BEGIN THE RECORDS
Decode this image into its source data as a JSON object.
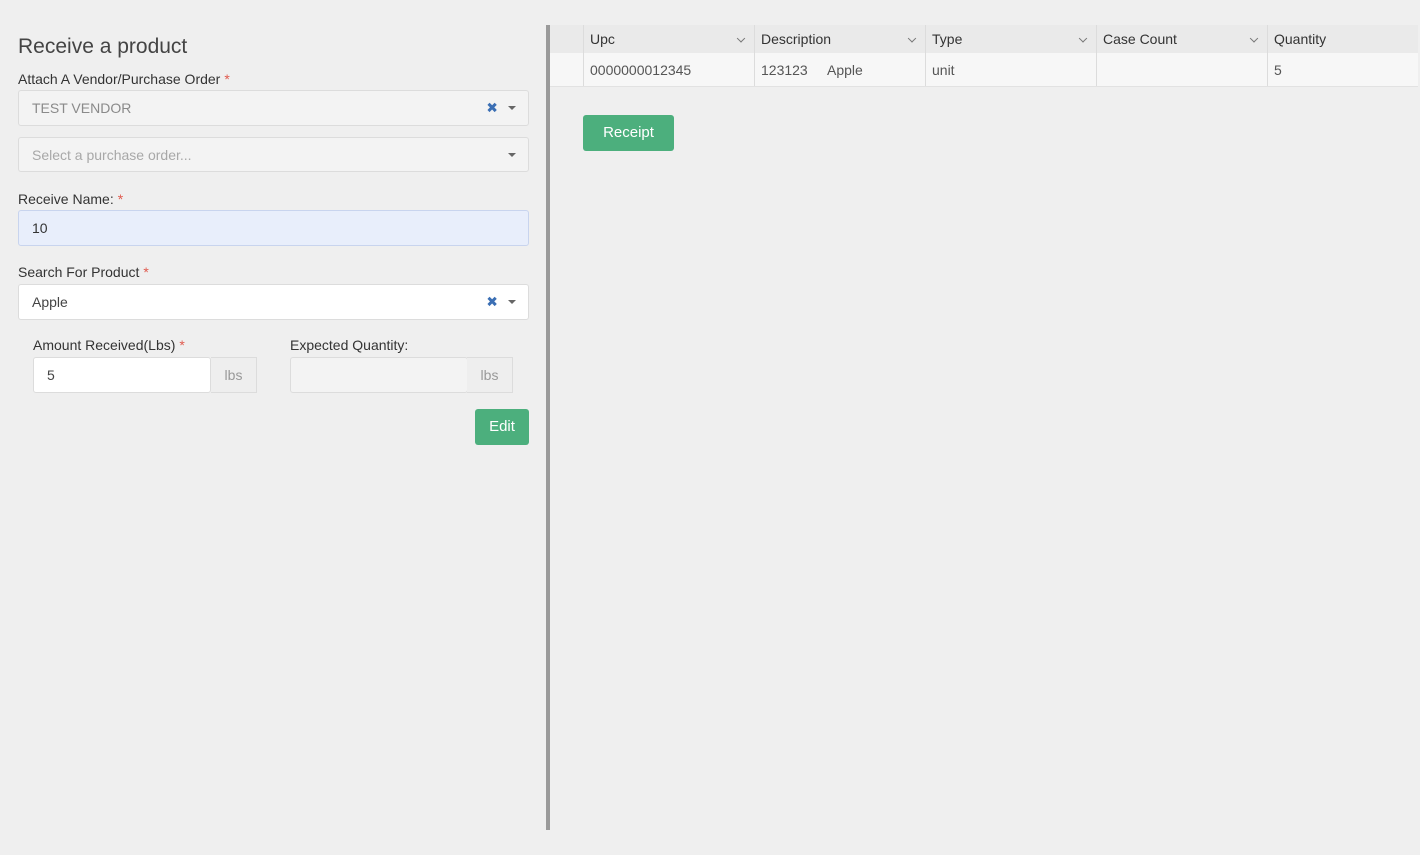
{
  "form": {
    "title": "Receive a product",
    "vendor_label": "Attach A Vendor/Purchase Order",
    "required_mark": "*",
    "vendor_value": "TEST VENDOR",
    "po_placeholder": "Select a purchase order...",
    "receive_name_label": "Receive Name:",
    "receive_name_value": "10",
    "product_label": "Search For Product",
    "product_value": "Apple",
    "amount_label": "Amount Received(Lbs)",
    "amount_value": "5",
    "amount_unit": "lbs",
    "expected_label": "Expected Quantity:",
    "expected_value": "",
    "expected_unit": "lbs",
    "edit_label": "Edit",
    "clear_glyph": "✖"
  },
  "grid": {
    "columns": [
      "Upc",
      "Description",
      "Type",
      "Case Count",
      "Quantity"
    ],
    "row": {
      "upc": "0000000012345",
      "desc_code": "123123",
      "desc_name": "Apple",
      "type": "unit",
      "case_count": "",
      "quantity": "5"
    }
  },
  "receipt_label": "Receipt",
  "colors": {
    "accent": "#4caf7d",
    "required": "#e05a4e",
    "clear_icon": "#3b6fb4"
  }
}
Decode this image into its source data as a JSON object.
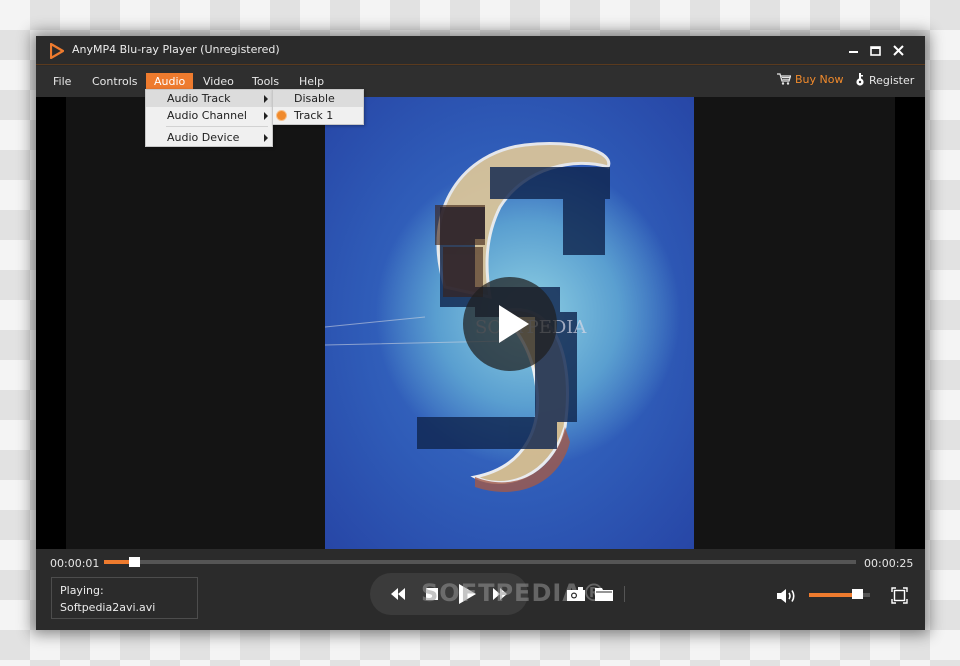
{
  "window": {
    "title": "AnyMP4 Blu-ray Player (Unregistered)",
    "accent_color": "#ee7b2e"
  },
  "window_controls": {
    "minimize_icon": "minimize-icon",
    "maximize_icon": "maximize-icon",
    "close_icon": "close-icon"
  },
  "menubar": {
    "items": [
      {
        "label": "File"
      },
      {
        "label": "Controls"
      },
      {
        "label": "Audio",
        "active": true
      },
      {
        "label": "Video"
      },
      {
        "label": "Tools"
      },
      {
        "label": "Help"
      }
    ],
    "buy_now": {
      "label": "Buy Now",
      "icon": "cart-icon"
    },
    "register": {
      "label": "Register",
      "icon": "key-icon"
    }
  },
  "audio_menu": {
    "items": [
      {
        "label": "Audio Track",
        "has_submenu": true,
        "highlighted": true
      },
      {
        "label": "Audio Channel",
        "has_submenu": true
      },
      {
        "label": "Audio Device",
        "has_submenu": true
      }
    ]
  },
  "audio_track_submenu": {
    "items": [
      {
        "label": "Disable",
        "selected": false,
        "highlighted": true
      },
      {
        "label": "Track 1",
        "selected": true
      }
    ]
  },
  "player": {
    "current_time": "00:00:01",
    "total_time": "00:00:25",
    "progress_fraction": 0.04,
    "volume_fraction": 0.8,
    "playing_label": "Playing:",
    "file_name": "Softpedia2avi.avi",
    "watermark": "SOFTPEDIA®",
    "video_overlay_text": "SOFTPEDIA"
  }
}
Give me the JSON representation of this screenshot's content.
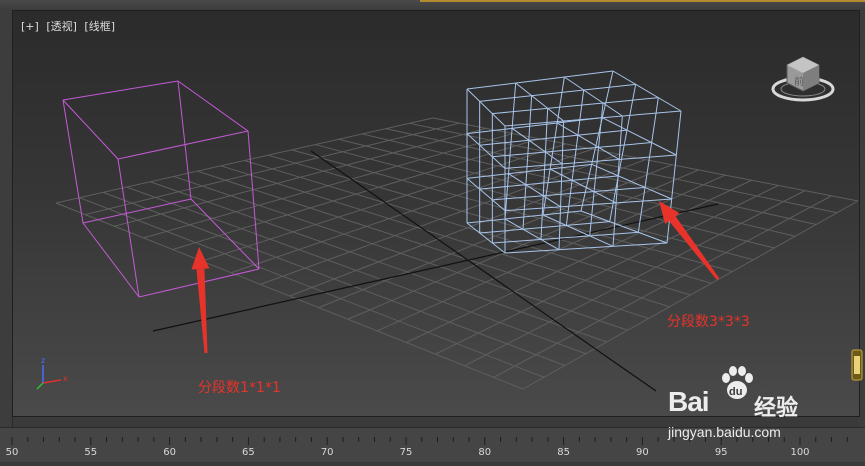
{
  "viewport": {
    "labels": [
      "[+]",
      "[透视]",
      "[线框]"
    ],
    "viewcube_face": "前"
  },
  "annotations": {
    "left": "分段数1*1*1",
    "right": "分段数3*3*3"
  },
  "timeline": {
    "tick_labels": [
      "50",
      "55",
      "60",
      "65",
      "70",
      "75",
      "80",
      "85",
      "90",
      "95",
      "100"
    ]
  },
  "watermark": {
    "brand_bai": "Bai",
    "brand_du": "du",
    "brand_jingyan": "经验",
    "url": "jingyan.baidu.com"
  },
  "colors": {
    "box_left_wire": "#c45ad6",
    "box_right_wire": "#a8c4ea",
    "grid": "#5e5e5e",
    "axis": "#111111",
    "annotation": "#e8332a"
  },
  "icons": [
    "viewcube-icon",
    "axis-gizmo-icon",
    "arrow-icon",
    "paw-icon",
    "lantern-icon"
  ]
}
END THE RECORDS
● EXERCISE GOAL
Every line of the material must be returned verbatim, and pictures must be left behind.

● WRITTEN RESPONSE
Decode this image into its source data as a JSON object.
{
  "form": {
    "title": "Receive a product",
    "vendor_label": "Attach A Vendor/Purchase Order",
    "required_mark": "*",
    "vendor_value": "TEST VENDOR",
    "po_placeholder": "Select a purchase order...",
    "receive_name_label": "Receive Name:",
    "receive_name_value": "10",
    "product_label": "Search For Product",
    "product_value": "Apple",
    "amount_label": "Amount Received(Lbs)",
    "amount_value": "5",
    "amount_unit": "lbs",
    "expected_label": "Expected Quantity:",
    "expected_value": "",
    "expected_unit": "lbs",
    "edit_label": "Edit",
    "clear_glyph": "✖"
  },
  "grid": {
    "columns": [
      "Upc",
      "Description",
      "Type",
      "Case Count",
      "Quantity"
    ],
    "row": {
      "upc": "0000000012345",
      "desc_code": "123123",
      "desc_name": "Apple",
      "type": "unit",
      "case_count": "",
      "quantity": "5"
    }
  },
  "receipt_label": "Receipt",
  "colors": {
    "accent": "#4caf7d",
    "required": "#e05a4e",
    "clear_icon": "#3b6fb4"
  }
}
Decode this image into its source data as a JSON object.
{
  "window": {
    "title": "AnyMP4 Blu-ray Player (Unregistered)",
    "accent_color": "#ee7b2e"
  },
  "window_controls": {
    "minimize_icon": "minimize-icon",
    "maximize_icon": "maximize-icon",
    "close_icon": "close-icon"
  },
  "menubar": {
    "items": [
      {
        "label": "File"
      },
      {
        "label": "Controls"
      },
      {
        "label": "Audio",
        "active": true
      },
      {
        "label": "Video"
      },
      {
        "label": "Tools"
      },
      {
        "label": "Help"
      }
    ],
    "buy_now": {
      "label": "Buy Now",
      "icon": "cart-icon"
    },
    "register": {
      "label": "Register",
      "icon": "key-icon"
    }
  },
  "audio_menu": {
    "items": [
      {
        "label": "Audio Track",
        "has_submenu": true,
        "highlighted": true
      },
      {
        "label": "Audio Channel",
        "has_submenu": true
      },
      {
        "label": "Audio Device",
        "has_submenu": true
      }
    ]
  },
  "audio_track_submenu": {
    "items": [
      {
        "label": "Disable",
        "selected": false,
        "highlighted": true
      },
      {
        "label": "Track 1",
        "selected": true
      }
    ]
  },
  "player": {
    "current_time": "00:00:01",
    "total_time": "00:00:25",
    "progress_fraction": 0.04,
    "volume_fraction": 0.8,
    "playing_label": "Playing:",
    "file_name": "Softpedia2avi.avi",
    "watermark": "SOFTPEDIA®",
    "video_overlay_text": "SOFTPEDIA"
  }
}
Give me the JSON representation of this screenshot's content.
{
  "viewport": {
    "labels": [
      "[+]",
      "[透视]",
      "[线框]"
    ],
    "viewcube_face": "前"
  },
  "annotations": {
    "left": "分段数1*1*1",
    "right": "分段数3*3*3"
  },
  "timeline": {
    "tick_labels": [
      "50",
      "55",
      "60",
      "65",
      "70",
      "75",
      "80",
      "85",
      "90",
      "95",
      "100"
    ]
  },
  "watermark": {
    "brand_bai": "Bai",
    "brand_du": "du",
    "brand_jingyan": "经验",
    "url": "jingyan.baidu.com"
  },
  "colors": {
    "box_left_wire": "#c45ad6",
    "box_right_wire": "#a8c4ea",
    "grid": "#5e5e5e",
    "axis": "#111111",
    "annotation": "#e8332a"
  },
  "icons": [
    "viewcube-icon",
    "axis-gizmo-icon",
    "arrow-icon",
    "paw-icon",
    "lantern-icon"
  ]
}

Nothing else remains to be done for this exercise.